As holidays go, Thanksgiving is a big one. It is a one-day feast of togetherness and thankfulness that kicks off the holiday season, and it’s natural for you to want your kids to be with you on this special day. Unfortunately, when you’re divorced and doing parenting time properly, which parent gets the kids on the fourth Thursday in November will vary from year to year.
Michigan Parenting Time Guidelines
In a Michigan divorce, all holiday and break parenting time takes precedence over the regular parenting time schedule. If it’s one parent’s Thursday with the kids but it’s the other parent’s turn for Thanksgiving with them, Thanksgiving wins.
According to Michigan divorce parenting time guidelines, the father gets the children in even-numbered years on Thanksgiving and the mother in odd-numbered years. You may question whether this time with one parent is for the one-day annual holiday or for the entire holiday break. If you’re following Michigan rules, it’s the latter. If you want to negotiate a different set-up, this is something to discuss with your Michigan family law attorney as you’re working on your divorce settlement.
Possible Parenting Time Scenarios for Thanksgiving

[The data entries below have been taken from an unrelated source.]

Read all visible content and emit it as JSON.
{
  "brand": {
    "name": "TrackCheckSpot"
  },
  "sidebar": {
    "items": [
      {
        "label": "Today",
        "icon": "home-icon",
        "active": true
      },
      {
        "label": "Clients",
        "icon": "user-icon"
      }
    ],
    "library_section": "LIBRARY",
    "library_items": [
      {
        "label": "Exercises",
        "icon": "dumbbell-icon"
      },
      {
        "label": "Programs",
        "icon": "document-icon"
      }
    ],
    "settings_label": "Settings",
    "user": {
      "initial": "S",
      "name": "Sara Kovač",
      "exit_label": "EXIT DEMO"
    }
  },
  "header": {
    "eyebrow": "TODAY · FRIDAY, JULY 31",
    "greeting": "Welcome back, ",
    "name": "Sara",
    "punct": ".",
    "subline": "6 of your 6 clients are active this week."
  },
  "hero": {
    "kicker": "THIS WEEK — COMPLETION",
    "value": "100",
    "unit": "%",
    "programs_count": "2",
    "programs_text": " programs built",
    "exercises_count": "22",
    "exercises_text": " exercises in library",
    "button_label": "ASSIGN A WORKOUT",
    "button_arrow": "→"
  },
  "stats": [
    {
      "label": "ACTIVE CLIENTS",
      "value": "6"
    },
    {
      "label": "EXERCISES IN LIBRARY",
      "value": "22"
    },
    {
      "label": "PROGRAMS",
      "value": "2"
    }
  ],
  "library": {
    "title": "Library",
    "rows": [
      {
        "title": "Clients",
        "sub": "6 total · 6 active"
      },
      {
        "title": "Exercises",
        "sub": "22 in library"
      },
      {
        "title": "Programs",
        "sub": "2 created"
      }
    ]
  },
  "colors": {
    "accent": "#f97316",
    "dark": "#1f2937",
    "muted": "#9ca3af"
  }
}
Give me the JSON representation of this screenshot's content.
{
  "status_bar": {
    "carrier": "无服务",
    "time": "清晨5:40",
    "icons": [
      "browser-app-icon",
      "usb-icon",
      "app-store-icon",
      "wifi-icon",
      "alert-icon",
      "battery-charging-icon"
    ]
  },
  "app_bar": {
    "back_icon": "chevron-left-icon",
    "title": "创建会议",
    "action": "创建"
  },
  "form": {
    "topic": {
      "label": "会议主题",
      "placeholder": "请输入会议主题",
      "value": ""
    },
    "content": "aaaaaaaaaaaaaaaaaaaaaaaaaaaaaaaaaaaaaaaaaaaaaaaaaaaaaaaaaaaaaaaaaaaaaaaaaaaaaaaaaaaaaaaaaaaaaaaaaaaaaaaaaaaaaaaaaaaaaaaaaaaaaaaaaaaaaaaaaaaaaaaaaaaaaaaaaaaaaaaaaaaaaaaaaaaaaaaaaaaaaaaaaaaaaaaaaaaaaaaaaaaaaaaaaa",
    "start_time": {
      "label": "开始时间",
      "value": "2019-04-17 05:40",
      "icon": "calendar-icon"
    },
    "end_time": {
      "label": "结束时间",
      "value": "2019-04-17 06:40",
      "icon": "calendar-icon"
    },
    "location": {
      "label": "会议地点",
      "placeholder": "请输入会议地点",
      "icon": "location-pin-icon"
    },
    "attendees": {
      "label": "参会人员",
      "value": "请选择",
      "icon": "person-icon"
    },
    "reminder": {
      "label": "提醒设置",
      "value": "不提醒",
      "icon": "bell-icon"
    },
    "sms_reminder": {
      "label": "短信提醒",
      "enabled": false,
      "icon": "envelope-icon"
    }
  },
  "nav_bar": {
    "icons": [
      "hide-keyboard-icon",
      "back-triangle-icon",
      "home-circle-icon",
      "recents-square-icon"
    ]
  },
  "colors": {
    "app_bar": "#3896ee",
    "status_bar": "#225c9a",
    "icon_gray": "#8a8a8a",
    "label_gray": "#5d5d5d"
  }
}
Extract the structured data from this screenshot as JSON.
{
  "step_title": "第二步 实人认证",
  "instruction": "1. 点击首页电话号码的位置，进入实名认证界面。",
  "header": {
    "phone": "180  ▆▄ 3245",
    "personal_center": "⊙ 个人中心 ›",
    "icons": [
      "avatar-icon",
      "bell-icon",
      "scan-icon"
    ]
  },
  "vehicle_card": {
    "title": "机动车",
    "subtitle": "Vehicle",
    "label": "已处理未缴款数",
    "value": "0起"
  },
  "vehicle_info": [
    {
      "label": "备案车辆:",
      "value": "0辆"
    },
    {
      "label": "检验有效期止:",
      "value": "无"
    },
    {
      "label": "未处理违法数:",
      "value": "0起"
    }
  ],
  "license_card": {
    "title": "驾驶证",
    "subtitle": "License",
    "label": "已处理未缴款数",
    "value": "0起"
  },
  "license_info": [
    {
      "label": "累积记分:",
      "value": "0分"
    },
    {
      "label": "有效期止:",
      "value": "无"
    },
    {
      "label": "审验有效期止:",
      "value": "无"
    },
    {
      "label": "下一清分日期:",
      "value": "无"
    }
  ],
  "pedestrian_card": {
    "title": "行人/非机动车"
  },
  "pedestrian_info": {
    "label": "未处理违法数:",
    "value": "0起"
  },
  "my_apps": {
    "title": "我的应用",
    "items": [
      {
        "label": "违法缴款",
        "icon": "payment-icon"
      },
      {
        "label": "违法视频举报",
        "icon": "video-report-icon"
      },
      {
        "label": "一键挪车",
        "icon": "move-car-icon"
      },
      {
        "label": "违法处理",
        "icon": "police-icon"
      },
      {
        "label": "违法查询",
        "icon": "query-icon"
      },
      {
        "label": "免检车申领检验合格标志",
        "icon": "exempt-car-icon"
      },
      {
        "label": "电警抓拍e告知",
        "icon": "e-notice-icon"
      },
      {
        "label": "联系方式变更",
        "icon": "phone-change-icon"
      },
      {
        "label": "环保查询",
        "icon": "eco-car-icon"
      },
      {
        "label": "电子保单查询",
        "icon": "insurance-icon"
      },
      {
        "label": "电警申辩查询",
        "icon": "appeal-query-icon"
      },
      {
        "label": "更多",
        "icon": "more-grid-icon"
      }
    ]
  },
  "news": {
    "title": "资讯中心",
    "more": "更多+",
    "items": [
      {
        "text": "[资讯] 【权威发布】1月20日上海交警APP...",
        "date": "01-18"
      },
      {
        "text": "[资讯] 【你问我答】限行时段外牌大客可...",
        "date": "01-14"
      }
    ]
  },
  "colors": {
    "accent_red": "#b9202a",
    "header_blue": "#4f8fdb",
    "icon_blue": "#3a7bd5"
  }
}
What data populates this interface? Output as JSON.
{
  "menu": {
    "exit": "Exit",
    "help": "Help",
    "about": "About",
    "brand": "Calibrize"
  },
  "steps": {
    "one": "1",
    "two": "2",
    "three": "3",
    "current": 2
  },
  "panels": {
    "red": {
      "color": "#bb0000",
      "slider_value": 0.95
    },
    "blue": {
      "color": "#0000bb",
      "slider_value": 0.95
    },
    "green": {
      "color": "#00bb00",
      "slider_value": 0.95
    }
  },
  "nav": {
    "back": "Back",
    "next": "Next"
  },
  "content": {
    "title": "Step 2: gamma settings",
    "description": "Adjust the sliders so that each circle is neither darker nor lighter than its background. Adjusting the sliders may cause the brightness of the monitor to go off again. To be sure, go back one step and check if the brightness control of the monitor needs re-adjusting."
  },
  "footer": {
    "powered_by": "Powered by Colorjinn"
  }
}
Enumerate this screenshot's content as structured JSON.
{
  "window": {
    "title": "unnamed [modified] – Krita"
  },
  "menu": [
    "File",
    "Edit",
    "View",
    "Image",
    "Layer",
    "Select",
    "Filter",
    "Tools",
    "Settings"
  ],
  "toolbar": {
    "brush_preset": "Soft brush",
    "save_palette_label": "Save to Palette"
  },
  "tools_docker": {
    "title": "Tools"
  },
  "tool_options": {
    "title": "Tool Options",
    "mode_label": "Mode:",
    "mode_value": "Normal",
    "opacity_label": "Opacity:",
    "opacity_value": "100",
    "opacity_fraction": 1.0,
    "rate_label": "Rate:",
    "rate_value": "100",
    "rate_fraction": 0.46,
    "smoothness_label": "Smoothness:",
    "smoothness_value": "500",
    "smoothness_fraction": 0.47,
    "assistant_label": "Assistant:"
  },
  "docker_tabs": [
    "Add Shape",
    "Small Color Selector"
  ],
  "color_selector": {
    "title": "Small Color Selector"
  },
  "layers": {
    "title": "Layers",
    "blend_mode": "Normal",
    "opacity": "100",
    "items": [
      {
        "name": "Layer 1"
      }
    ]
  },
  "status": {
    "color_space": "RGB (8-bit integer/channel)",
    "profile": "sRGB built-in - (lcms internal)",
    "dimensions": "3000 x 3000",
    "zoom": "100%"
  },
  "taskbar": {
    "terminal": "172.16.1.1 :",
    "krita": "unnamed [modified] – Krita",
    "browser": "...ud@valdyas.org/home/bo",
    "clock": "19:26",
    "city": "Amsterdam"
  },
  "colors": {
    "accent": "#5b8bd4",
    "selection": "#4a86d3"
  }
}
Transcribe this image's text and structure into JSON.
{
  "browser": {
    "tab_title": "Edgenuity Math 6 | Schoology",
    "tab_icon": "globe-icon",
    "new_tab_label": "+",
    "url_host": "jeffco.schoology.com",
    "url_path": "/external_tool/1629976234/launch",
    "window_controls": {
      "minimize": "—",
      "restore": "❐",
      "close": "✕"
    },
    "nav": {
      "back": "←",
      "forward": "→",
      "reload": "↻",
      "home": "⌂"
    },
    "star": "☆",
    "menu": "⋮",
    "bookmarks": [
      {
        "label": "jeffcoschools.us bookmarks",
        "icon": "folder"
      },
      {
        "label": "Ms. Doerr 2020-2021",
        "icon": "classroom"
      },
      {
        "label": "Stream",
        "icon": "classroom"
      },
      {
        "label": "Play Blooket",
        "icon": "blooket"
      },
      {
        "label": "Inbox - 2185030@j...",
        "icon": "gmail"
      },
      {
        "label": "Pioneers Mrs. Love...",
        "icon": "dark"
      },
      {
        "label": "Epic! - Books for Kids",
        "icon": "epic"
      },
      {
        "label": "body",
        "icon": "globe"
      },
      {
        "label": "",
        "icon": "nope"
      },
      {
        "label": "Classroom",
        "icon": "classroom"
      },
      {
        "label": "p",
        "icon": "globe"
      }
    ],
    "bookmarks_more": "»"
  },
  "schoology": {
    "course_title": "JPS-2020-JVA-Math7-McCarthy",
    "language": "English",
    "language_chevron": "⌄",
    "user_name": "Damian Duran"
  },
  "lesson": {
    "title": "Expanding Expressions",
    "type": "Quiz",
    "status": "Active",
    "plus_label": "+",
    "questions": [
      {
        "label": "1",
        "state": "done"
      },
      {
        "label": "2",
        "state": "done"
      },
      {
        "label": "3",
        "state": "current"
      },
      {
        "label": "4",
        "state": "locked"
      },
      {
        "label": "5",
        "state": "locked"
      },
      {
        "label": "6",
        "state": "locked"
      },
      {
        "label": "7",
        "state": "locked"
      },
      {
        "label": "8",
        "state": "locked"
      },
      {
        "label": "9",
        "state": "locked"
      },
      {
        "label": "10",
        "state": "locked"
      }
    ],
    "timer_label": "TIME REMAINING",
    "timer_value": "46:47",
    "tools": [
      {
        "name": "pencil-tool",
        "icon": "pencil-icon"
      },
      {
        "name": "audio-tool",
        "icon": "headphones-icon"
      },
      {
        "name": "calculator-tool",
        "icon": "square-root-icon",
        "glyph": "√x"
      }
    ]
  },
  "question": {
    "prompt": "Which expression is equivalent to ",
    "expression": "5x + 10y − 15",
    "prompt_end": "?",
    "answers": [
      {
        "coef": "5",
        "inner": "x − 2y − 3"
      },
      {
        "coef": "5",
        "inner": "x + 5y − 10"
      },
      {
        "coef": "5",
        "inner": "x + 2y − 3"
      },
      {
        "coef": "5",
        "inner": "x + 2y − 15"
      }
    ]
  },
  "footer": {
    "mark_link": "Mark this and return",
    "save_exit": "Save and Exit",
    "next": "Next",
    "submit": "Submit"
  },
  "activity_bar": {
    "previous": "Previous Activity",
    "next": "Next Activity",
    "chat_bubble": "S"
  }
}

A divorce settlement is carefully worked out and is expected to be followed to the letter to ensure that everyone gets what they agreed on, what they want, and what’s best for the kids. Some parents come up with creative ways to spend time with their kids on Thanksgiving.
- Celebrate together: If you and your ex split amicably and you are more interested in being all together on holidays rather than forcing your kids to be in different places, you can make it work. Even though you’re no longer a couple, it might feel better to be a family unit for the sake of the kids. Some couples can celebrate together without a fight.
- Split the day: Thanksgiving is all about overindulgence. So maybe one parent has the kids for brunch and the other has them for the big turkey dinner later in the day. There are plenty of ways to be creative so everyone gets fed, sees their family, and the kids don’t feel too shuffled around.
- Have two Thanksgivings: Plenty of divorced people choose to simply move Thanksgiving to a different day of the week so they can celebrate with their kids. If one parent gets them the day-of, you may agree that the other parent gets the kids the following day.
Getting the Parenting Time You Want
Sadly, a side effect of divorce is not always having your children with you – and that includes on holidays. Those first few Thanksgivings after your divorce can be heartbreaking when your kids are with your ex and not you. It can be even more difficult to manage the separation when you know your children are with the former in-laws, or your ex’s new partner who you may or may not like, or taking part in the traditions they’re sharing without you.
Parenting time on the holidays is a push-pull of emotions. If you can remember that the parenting plan you and your ex developed during your Michigan divorce was done for the good of your kids, it can help ease the sting of being without your kids.
Questions about navigating the parenting time portion of your divorce settlement? Contact Michigan Divorce Help to schedule your free initial consultation.